Is Apple a Pawn in an International Proxy War?
Apple’s (NASDAQ:AAPL) ongoing difficulties with various government-run Chinese media organizations entered a new phase this weekend when the Shanghai Animation Film Studio filed a lawsuit against Apple, alleging that the California-based company has been illegally selling its films through its iTunes Store.
According to a South China Morning Post report via Mac Observer, the government-owned animation studio is seeking roughly $531,112 in damages.
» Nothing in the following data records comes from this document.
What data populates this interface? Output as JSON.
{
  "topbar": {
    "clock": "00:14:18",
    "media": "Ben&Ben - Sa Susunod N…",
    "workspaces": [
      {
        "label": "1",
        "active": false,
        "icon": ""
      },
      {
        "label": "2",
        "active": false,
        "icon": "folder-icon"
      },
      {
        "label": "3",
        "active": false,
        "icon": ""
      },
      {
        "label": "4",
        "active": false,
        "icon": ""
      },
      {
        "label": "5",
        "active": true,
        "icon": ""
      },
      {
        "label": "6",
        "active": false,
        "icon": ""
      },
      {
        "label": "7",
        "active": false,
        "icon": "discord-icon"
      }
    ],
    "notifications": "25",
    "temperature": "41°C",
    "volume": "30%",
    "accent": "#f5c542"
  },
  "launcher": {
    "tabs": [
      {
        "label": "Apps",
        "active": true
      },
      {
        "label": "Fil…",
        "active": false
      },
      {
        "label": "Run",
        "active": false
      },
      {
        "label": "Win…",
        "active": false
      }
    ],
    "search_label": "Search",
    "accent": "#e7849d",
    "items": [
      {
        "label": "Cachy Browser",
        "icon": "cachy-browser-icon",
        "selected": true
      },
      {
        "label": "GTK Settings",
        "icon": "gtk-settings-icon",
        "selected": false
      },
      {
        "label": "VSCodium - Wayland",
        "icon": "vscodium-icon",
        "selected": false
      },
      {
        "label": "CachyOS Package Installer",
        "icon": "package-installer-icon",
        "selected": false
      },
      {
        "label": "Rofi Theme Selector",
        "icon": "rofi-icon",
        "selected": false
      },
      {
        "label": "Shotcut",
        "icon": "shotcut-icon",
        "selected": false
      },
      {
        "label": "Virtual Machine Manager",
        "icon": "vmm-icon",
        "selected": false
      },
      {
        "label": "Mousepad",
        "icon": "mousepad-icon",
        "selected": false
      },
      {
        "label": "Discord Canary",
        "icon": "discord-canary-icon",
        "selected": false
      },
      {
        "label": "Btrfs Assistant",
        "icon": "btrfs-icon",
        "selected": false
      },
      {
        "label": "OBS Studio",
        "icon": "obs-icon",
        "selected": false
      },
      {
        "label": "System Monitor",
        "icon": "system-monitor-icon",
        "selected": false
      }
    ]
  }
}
This latest headache for Apple in China comes on the heels of a notice from China’s official State Administration for Industry and Commerce that was critical of Apple’s treatment of Chinese consumers. According to Reuters, the official notice called for tighter supervision of Apple’s consumer policies without offering any specific details.
Earlier this month, Apple was also the subject of a consumer rights television show that was broadcast on the government-owned China Central Television station. The show accused Apple of giving Chinese consumers poor post-sales customer service, including inferior warranty policies that differed from warranties offered in other markets. Soon after the show aired however, Chinese social media users discovered what appeared to be a coordinated government-run smear campaign against Apple.
The Mac Observer proposes that these attacks may be part of a proxy war that the Chinese government is waging against the U.S. government in retaliation for recent legislation which banned some Chinese-made network equipment from being used on U.S. networks. The legislation was passed because of fears that the Chinese government could use the equipment to gather intelligence on U.S. networks.
Unfortunately, if this is true, there is little that Apple can do to resolve its issues in China. As Bryan Chaffin at Mac Observer notes, “This battle will be settled by bureaucrats and policy makers, not new products or corporate practices.”
Apple closed down 2.08 percent at $442.66 on Thursday, at the end of a shortened trading week.